rsync -avh –progress –exclude=sources/install.wim /Volumes/<name of disk image>/* /Volumes/W10 <enter>

You now need to install a package management tool called Homebrew. To do this, use the following command in Terminal.

/bin/bash -c “$(curl -fsSL” <enter>

You’ll need to enter your administrator password and confirm the operation. Once it has been installed, type the following command to install wimlib which is ‘an open source, cross-platform library for creating, extracting, and modifying Windows Imaging (WIM) archives’.

brew install wimlib <enter>

Finally, enter the following command to split the install.wim file into two parts and write it to the Windows partition on the flash drive.

wimlib-imagex split /Volumes/<name of disk image>/sources/install.wim /Volumes/W10/sources/install.swm 3800 <enter>

Adding a Linux Partition

We are now going to add a Linux installer partition to the flash drive. We shall use the latest long-term supported (LTS) version of Ubuntu which is Ubuntu LTS. This can be downloaded as an ISO file from the Download Ubuntu Desktop page.

Having downloaded the Ubuntu installer to your Downloads folder, you need to create another FAT32 partition using Disk Utility, in the same manner as for the Windows installer. We are formatting the partition as FAT32 rather than Mac OS Extended (Journaled) so that the Ubuntu installer will be bootable in a Windows PC as well as in a Mac. A partition size of 4 GB is adequate for this installer and let’s call the partition Ubuntu.

We shall use a tool called UNetbootin to write the Ubuntu installer to the relevant partition on the flash drive. The tool can be downloaded from the UNetbootin home page. In order to launch the tool you’ll need to control click it and then select Open as the app was created by an unverified developer. Having launched UNetbootin, you’ll need to provide your administrator password in order to be able to write to the flash drive.

Before you can proceed you need to identify the name of the target drive (partition) on the flash drive. In order to do this, return to the Terminal window and type diskutil list <enter>. In the resulting output, look for Microsoft Basic Data U and take note of the name of the IDENTIFIER. In my case this is disk2s3.

Now return to the UNetbootin window, locate the Ubuntu disk image in your Downloads folder and enter this as the name of the DIskimage. Then select your USB drive as the Type: and your IDENTIFIER as the Drive. Click OK and the Ubuntu image will be written to the Ubuntu partition on the flash drive.


Testing the Installers in Mac & PC

The flash drive we’ve just created should be bootable in a Mac or a PC. You can use it on a Mac to install macOS, Windows or Linux to appropriately formatted partitions on the Mac. You could even install different operating systems to different partitions on the Mac and choose the one you want to boot at startup. You can also use the drive on a PC to install Windows or Linux.

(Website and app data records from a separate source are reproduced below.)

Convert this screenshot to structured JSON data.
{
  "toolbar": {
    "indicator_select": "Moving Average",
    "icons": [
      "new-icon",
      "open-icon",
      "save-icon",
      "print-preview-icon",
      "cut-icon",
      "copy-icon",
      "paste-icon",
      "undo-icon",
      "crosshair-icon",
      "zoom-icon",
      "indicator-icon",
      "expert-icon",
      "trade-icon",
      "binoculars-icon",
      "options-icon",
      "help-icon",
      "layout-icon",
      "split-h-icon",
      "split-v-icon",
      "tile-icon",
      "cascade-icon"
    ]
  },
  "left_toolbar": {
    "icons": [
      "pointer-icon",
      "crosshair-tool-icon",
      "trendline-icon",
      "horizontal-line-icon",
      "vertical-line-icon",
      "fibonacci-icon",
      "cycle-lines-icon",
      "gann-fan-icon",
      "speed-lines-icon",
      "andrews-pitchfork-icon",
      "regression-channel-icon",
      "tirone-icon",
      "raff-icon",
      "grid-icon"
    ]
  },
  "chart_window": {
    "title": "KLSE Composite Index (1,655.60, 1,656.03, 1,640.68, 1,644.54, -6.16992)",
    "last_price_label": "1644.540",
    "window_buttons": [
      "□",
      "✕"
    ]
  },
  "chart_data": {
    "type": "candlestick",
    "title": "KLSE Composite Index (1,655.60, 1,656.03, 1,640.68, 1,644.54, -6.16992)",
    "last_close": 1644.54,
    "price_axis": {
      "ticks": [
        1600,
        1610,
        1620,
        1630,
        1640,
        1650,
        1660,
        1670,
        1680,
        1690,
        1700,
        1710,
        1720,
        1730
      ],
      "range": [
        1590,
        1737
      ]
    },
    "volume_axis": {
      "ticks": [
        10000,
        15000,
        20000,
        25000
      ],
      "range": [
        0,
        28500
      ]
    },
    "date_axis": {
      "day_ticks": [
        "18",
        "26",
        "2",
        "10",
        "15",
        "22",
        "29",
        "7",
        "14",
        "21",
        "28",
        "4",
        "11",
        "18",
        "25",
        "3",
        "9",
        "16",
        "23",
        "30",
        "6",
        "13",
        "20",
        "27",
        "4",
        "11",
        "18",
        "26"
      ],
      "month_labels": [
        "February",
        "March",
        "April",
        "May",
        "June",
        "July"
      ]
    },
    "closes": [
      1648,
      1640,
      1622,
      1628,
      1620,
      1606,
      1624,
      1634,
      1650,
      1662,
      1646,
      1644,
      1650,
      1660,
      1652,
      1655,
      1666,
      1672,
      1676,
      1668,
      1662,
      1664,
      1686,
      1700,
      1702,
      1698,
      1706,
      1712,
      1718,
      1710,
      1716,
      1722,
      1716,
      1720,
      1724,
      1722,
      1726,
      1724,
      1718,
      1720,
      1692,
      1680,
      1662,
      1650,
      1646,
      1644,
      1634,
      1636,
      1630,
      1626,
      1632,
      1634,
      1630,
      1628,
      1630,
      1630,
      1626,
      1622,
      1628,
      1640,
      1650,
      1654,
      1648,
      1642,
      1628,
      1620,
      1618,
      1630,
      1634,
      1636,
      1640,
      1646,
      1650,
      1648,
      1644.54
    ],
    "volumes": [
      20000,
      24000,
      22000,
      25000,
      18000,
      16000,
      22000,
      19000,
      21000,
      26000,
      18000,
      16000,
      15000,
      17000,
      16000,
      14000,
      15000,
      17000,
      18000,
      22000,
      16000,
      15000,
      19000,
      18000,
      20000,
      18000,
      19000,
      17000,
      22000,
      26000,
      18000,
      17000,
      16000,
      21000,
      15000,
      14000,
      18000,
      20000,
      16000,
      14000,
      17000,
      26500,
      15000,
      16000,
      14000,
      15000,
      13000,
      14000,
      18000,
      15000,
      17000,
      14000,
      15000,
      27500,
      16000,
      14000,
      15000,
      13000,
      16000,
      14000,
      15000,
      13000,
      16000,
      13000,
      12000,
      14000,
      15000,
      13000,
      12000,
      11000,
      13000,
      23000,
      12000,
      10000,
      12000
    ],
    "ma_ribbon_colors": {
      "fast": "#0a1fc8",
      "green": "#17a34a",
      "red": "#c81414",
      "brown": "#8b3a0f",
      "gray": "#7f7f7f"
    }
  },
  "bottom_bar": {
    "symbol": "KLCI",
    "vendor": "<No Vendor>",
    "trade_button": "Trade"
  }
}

To test your flash drive on a Mac, power on the computer with the drive connected, and hold down the option key as you do so. After a short period of time, you should see all the different bootable options available to you, both for the hard drive in the Mac, and the flash drive. Clicking on any one of the installers available on the flash drive will launch the relevant installer, enabling you to proceed with the installation of that operating system.

To test the flash drive on a Windows PC, ensure that secure boot is disabled and configure the BIOS/UEFI settings to enable booting from a USB drive. After powering on the computer, you should be able to select either the Windows or the Linux installer. It’s also possible to run a live Ubuntu session on the PC by selecting the relevant option after booting from the Linux partition.


We’ve created a multi-OS installer flash drive for macOS Big Sur, Windows 10 and Ubuntu. For my own purposes I’ve taken this a step further and also created partitions for older versions of the macOS. This means that the drive is suitable for use with Apple Mac computers of an older vintage that don’t support macOS Big Sur.